Leaving St Vincent Place we headed north along Montague Street, then turned right into Bank Street towards South Melbourne, a suburb in which much of the history has been carefully and consciously preserved.  If you’re looking for ghostsigns, this part of town is rich in them. You also pass a kaleidoscope of architectural styles in the space of a few blocks. Continue reading

London calling, Albert Park

When people settle in a new country, they employ various strategies to make themselves feel at home. The Anglo settlers of Melbourne in the 19th century tried giving the suburbs names from the old country like Richmond and Box Hill; they surrounded themselves with the names of  famous English poets in Elwood, where almost every street is named after the likes of Tennyson, Milton and Shelley, and writers of other nationalities (including Australian) hardly get a look in. Another way of creating the illusion of home is through architecture. Continue reading

Footscray revisited

On 27 August I took a group of keen psychogeographers on a tour around Footscray as part of the Melbourne Writers Festival. The walk took in a number of my favourite locations – including ghost signs, street art, evidence of past lives and lost histories. The tour was an attempt to explore some of the many layers of this fascinating suburb, and to suggest ways that suburban locations can be the starting point for writing. Continue reading

Designs for living

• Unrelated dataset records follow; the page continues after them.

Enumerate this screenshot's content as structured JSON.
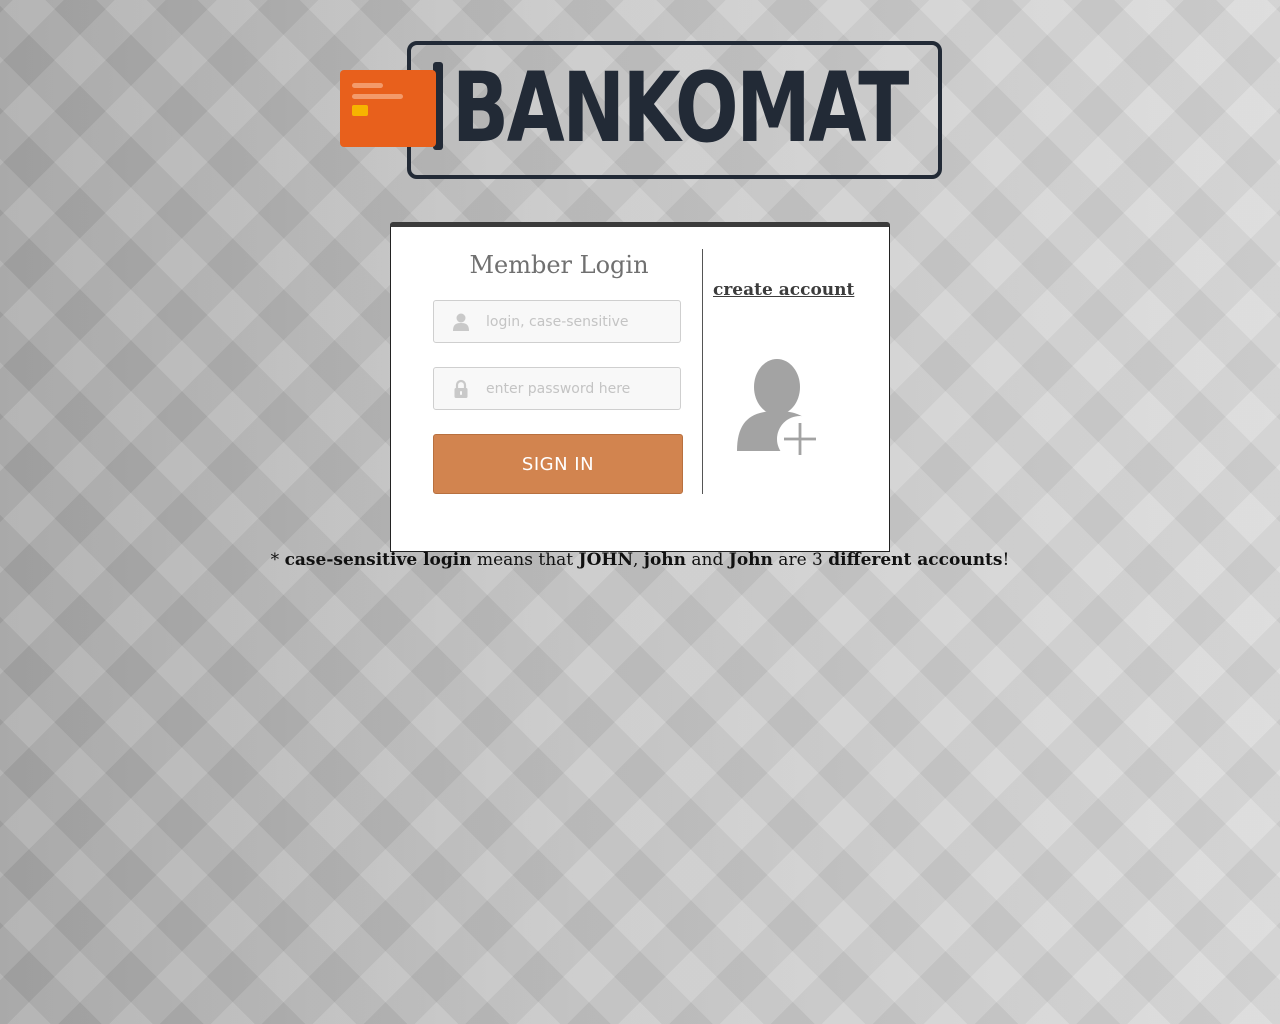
{
  "logo": {
    "text": "BANKOMAT",
    "icon": "credit-card-icon",
    "colors": {
      "card": "#e8601c",
      "chip": "#f7b400",
      "frame": "#222a36"
    }
  },
  "login": {
    "title": "Member Login",
    "username": {
      "placeholder": "login, case-sensitive",
      "value": "",
      "icon": "user-icon"
    },
    "password": {
      "placeholder": "enter password here",
      "value": "",
      "icon": "lock-icon"
    },
    "submit_label": "SIGN IN",
    "accent_color": "#d2844f"
  },
  "signup": {
    "link_label": "create account",
    "icon": "add-user-icon"
  },
  "footnote": {
    "prefix": "* ",
    "term": "case-sensitive login",
    "t1": " means that ",
    "name1": "JOHN",
    "sep1": ", ",
    "name2": "john",
    "t2": " and ",
    "name3": "John",
    "t3": " are 3 ",
    "emphasis": "different accounts",
    "suffix": "!"
  }
}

After leaving St Kilda we headed north through the suburbs of West St Kilda and Middle Park. This part of town is mainly residential and middle class, and unlike many suburbs, you get the sense it really hasn’t changed that much over the years. It’s not just the architecture and the wide leafy streets that go to create the atmosphere and mood of a place. It’s the names you give the houses, the way they are decorated, even the style of the lettering. Continue reading